Earlier this month, I chatted with the co-founder of Firestone Walker to get his thoughts on the current state of craft beer and what the landscape may look like when we’re finally able to put this whole “pandemic” thing behind us.
He seemed confident the industry as a whole will be able to bounce back and disputed the idea that the bubble that appeared to burst upon the arrival of COVID even existed in the first place, but there’s little doubt many of America’s smaller operations will face an uphill battle once the world returns to a relatively normal state—assuming they managed to avoid the fate of the breweries that have been forced to permanently close their doors.
It should come as no surprise that people have upped their alcohol consumption over the past year, and while many of them have turned to liquor as a coping mechanism, there’s also been an uptick in the sale of readily-available lagers produced by the macro breweries who’ve benefited from cheap beers with a strong retail presence.
This includes Molson Coors, which operates 20 different facilities around the world responsible for pumping out brews in a portfolio that includes Blue Moon, Keystone, and my beloved Miller High Life. However, according to Fox6, it recently encountered a major issue of its own after hackers targeted the company in a crippling cyber attack that brought production to a standstill.

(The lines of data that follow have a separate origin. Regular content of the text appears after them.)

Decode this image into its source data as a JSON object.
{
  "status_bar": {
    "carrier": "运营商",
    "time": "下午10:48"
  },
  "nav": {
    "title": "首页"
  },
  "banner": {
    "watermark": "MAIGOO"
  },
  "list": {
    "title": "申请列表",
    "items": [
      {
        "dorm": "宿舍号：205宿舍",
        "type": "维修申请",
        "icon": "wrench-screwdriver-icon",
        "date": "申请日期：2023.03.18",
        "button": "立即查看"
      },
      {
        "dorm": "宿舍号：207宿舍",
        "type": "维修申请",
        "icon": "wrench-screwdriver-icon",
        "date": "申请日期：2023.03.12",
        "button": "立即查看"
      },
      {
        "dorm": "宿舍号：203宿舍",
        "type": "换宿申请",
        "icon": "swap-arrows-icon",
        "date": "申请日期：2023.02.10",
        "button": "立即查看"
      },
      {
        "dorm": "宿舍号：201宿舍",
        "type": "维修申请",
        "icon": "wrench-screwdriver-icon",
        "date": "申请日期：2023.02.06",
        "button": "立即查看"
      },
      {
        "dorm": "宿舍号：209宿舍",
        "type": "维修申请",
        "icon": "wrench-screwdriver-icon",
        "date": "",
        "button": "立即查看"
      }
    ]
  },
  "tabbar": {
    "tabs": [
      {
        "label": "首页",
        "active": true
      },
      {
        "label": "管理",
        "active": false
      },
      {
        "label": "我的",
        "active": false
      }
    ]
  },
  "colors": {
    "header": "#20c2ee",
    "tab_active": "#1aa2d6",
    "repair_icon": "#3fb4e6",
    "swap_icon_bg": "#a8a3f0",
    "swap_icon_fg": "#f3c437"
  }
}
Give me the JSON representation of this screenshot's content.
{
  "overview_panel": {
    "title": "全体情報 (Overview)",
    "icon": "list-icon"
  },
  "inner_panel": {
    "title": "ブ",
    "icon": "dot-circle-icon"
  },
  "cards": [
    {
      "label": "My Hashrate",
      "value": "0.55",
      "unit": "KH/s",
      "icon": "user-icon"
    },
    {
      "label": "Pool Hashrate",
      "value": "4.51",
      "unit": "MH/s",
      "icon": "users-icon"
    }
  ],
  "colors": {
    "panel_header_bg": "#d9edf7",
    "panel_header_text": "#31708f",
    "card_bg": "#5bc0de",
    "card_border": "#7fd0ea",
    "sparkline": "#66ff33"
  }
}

On Thursday, Molson Coors filed a report with the SEC in which it revealed the breach “has caused and may continue to cause a delay or disruption to parts of the Company’s business, including its brewery operations, production, and shipments.” Details are fairly scarce, and while it’s unclear just how far-reaching the hack is, fans of the beers they produce might want to stock up due to the potential supply issues that could ensue.
This is just another example of a fairly alarming trend that has highlighted just how easy it is for malevolent actors to infiltrate various institutions, as the federal government recently launched an investigation into a cyber attack that saw over 30,000 organizations have their data leaked due to a flaw in Microsoft’s email software. That came on the heels of a similar operation that allowed hackers to infiltrate the software company SolarWinds and an incredibly disturbing incident that saw someone attempt to increase the levels of lye in drinking water at a Florida facility.
Will society’s crippling reliance on technology result in technology ultimately crippling society? I guess we’ll find out soon enough.